Another Friday, and other triathlon. This time it was the DTC Olympic distance triathlon. That’s a 1500 metre swim, 40 km bike, and a 10 km run. Once again, Team Tri2Aspire were up for it. It seemed every other triathlete on the course was in our team colours, a great turnout. As usual, I wimped out of doing the whole thing, and was able to find two willing accomplices, Jamie Atherton and Chris Sellar, to join the team event. These are two of the stars of the team. Jamie has previously represented Great Britain in his age group, but suffered a career threatening neck injury two months ago while swimming.

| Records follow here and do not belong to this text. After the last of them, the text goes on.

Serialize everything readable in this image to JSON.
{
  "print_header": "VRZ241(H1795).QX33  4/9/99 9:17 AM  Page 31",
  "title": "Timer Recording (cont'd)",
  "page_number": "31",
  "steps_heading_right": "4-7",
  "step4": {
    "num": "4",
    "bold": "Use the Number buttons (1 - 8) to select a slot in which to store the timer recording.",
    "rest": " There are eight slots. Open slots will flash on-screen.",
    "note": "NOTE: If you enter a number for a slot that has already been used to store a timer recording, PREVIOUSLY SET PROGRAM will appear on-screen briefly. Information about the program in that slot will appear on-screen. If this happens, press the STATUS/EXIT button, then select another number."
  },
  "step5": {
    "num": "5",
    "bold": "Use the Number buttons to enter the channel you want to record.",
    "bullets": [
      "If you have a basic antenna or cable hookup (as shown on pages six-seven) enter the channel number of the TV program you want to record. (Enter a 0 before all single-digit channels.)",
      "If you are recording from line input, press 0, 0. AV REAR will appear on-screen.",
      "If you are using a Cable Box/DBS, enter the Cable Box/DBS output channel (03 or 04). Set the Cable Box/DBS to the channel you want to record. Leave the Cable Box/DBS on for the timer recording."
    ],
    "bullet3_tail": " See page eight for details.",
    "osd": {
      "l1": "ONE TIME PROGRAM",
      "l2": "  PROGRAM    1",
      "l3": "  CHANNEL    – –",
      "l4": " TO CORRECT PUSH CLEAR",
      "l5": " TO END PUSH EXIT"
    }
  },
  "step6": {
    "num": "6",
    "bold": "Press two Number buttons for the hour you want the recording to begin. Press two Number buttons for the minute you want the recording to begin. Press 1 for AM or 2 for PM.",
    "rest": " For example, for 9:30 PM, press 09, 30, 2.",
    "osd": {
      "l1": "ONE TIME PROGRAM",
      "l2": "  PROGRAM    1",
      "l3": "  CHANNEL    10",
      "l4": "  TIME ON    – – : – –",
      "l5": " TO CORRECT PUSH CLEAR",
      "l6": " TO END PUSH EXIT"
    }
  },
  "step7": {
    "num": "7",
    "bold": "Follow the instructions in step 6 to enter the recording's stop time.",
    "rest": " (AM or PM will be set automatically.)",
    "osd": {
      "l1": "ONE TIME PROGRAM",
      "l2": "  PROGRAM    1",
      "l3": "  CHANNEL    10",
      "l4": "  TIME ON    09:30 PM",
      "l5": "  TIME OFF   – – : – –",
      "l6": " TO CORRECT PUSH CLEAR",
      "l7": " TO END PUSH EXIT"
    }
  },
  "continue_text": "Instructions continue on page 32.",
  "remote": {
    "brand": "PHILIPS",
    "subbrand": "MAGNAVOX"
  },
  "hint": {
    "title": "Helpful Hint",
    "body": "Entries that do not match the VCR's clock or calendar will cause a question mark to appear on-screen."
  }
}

This was his return to competition, and we wanted to make it a good one for him. Chris is also a fabulous athlete, having won the 2008 DTC Half Ironman triathlon in appalling conditions with a really gutsy run. Having recently become a dad (congratulations Chris!), he was happy to find an event which fitted into his new schedule of nappy changing and getting woken up at odd hours.

As last week, we were able to line up with former world Ironman champion Faris Sultan. As usual, the start line was the last most of us saw of him. If you were lucky, you heard the turbo whine as he passed you. A deeply impressive thing to watch.

Once again the weather gremlins struck a DTC event. This time there was a 20 knot wind blowing off the sea. There were two potentially strong teams in the team event, and we exited the water with a 10 minute deficit on the first of them. The bike leg was tough with the wind, but, unlike the much feared ‘Ghantoot wind’, it was steady, cool, and predictable, so hard work but not too challenging. Like all windy events, it seemed to go on forever, so I was surprised to check my lap split to find I was lapping at 18 minutes, getting in in a shade under 56 minutes, and leaving Chris with a 2½ minute deficit to make up on the run section. Like the star he is, Chris made it up by 5 km, and we came in to win by almost 2 minutes (results here). Which makes a hatrick for Team Tri2Aspire in this years team triathlons.